A major benefit of DBS testing is that the same sample can be used for initial screening and confirmatory testing, reducing the testing burden. The initial screening assesses for HCV or HBV antibodies, which, if found, are confirmed by HCV RNA and HBV DNA assessments, respectively. However, these tests have been found to be less sensitive than RDTs assessing fresh whole blood, serum, or plasma, and they may be vulnerable to errors if sample sizes are insufficient, if there is difficulty extracting nucleic acid from the filter paper, or if the sample has degraded because of exposure to harsh environmental conditions.2 Despite such vulnerabilities, DBS specimens have been shown to remain generally stable over time and to maintain good accuracy even when exposed to higher temperatures and humidity.3 Additionally, use of DBS for hepatitis B and C serologic and nucleic acid testing has shown good diagnostic accuracy and precision.3,10
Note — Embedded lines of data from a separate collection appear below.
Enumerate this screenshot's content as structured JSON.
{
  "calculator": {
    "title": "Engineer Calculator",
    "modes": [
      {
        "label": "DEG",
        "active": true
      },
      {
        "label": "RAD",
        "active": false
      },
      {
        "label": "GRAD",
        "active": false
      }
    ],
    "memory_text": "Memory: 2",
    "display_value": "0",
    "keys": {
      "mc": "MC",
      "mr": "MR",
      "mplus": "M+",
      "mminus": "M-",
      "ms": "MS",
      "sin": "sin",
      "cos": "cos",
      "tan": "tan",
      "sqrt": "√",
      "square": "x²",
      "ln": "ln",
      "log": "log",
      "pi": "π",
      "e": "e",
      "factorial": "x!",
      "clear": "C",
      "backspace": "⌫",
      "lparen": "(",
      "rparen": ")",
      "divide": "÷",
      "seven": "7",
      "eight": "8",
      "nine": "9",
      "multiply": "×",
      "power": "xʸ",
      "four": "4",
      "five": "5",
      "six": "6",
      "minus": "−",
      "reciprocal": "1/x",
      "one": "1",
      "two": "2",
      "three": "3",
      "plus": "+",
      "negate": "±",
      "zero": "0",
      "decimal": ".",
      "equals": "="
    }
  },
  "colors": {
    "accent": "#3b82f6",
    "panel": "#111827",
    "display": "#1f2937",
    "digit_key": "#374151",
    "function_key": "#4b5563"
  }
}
Because DBS cards can be designed to assess for multiple infectious diseases at once, these tests may be particularly well suited to high-risk populations and people residing in endemic areas. In a Dutch study that used a DBS card to screen for HIV, hepatitis B, and syphilis in a group of men who have sex with men, this test had a high sensitivity (>90%) and specificity (>99%) for all diseases assessed, leading the investigators to conclude that “DBS is a valid alternative for venous blood puncture.”10


Prompt diagnosis of HBV and HCV is essential to prevent the spread of infection to others in the community and to enable the infected individual to be linked to potentially life-saving care. POC and DBS tests are helping make rapid diagnosis of hepatitis and other viruses possible for more people, including those in resource-limited settings, where the hepatitis burden has been the greatest and broad-scale testing has the best chance of helping the WHO achieve its goal of hepatitis elimination.
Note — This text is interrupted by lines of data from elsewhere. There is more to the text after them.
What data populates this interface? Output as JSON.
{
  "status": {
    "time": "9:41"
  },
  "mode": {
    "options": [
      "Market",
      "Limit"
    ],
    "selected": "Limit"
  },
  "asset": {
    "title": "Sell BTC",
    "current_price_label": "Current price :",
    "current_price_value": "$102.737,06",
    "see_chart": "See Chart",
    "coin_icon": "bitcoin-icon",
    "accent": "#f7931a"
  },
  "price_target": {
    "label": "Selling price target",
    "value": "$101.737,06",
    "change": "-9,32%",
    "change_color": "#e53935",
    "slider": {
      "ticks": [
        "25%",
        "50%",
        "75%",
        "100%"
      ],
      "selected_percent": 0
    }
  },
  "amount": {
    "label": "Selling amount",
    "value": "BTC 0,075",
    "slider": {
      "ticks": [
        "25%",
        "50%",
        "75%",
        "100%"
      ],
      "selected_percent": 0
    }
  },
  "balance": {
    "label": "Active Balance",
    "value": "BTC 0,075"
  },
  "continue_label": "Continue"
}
1. World Health Organization (WHO). Combating hepatitis B and C to reach elimination by 2030. Advocacy brief. Published May 2016. Accessed June 19, 2019.

2. Chevaliez S, Pawlotsky JM. New virological tools for screening, diagnosis and monitoring of hepatitis B and C in resource-limited settings. J Hepatol. 2018;69(4):916-926.

3. Peeling RW, Boeras DI, Marinucci F, Easterbrook P. The future of viral hepatitis testing: innovations in testing technologies and approaches. BMC Infect Dis. 2017;17(Suppl 1):699.

4. Polaris Observatory Collaborators. Global prevalence, treatment, and prevention of hepatitis B virus infection in 2016: a modelling study. Lancet Gastroenterol Hepatol. 2018;3(6):383-403.

5. Polaris Observatory HCV Collaborators. Global prevalence and genotype distribution of hepatitis C virus infection in 2015: a modelling study. Lancet Gastroenterol Hepatol. 2017;2(3):161-176.

6. Emory University. What is Rapid Diagnostic Test (RDT)? Accessed June 19, 2019.

7. Amini A, Varsaneux O, Kelly H, et al. Diagnostic accuracy of tests to detect hepatitis B surface antigen: a systematic review of the literature and meta-analysis. BMC Infect Dis. 2017;17(Suppl 1):698.

8. Tang W, Chen W, Amini A, et al. Diagnostic accuracy of tests to detect hepatitis C antibody: a meta-analysis and review of the literature. BMC Infect Dis. 2017;17(Suppl 1):695.

9. Gao F, Talbot EA, Loring CH, et al. Performance of the OraQuick HCV rapid antibody test for screening exposed patients in a hepatitis C outbreak investigation. J Clin Microbiol. 2014;52(7):2650-2652.

10. van Loo IHM, Dukers-Muijrers NHTM, Heuts R, van der Sande MAB, Hoebe CJPA. Screening for HIV, hepatitis B and syphilis on dried blood spots: a promising method to better reach hidden high-risk populations with self-collected sampling. PLoS One. 2017;12(10):e0186722.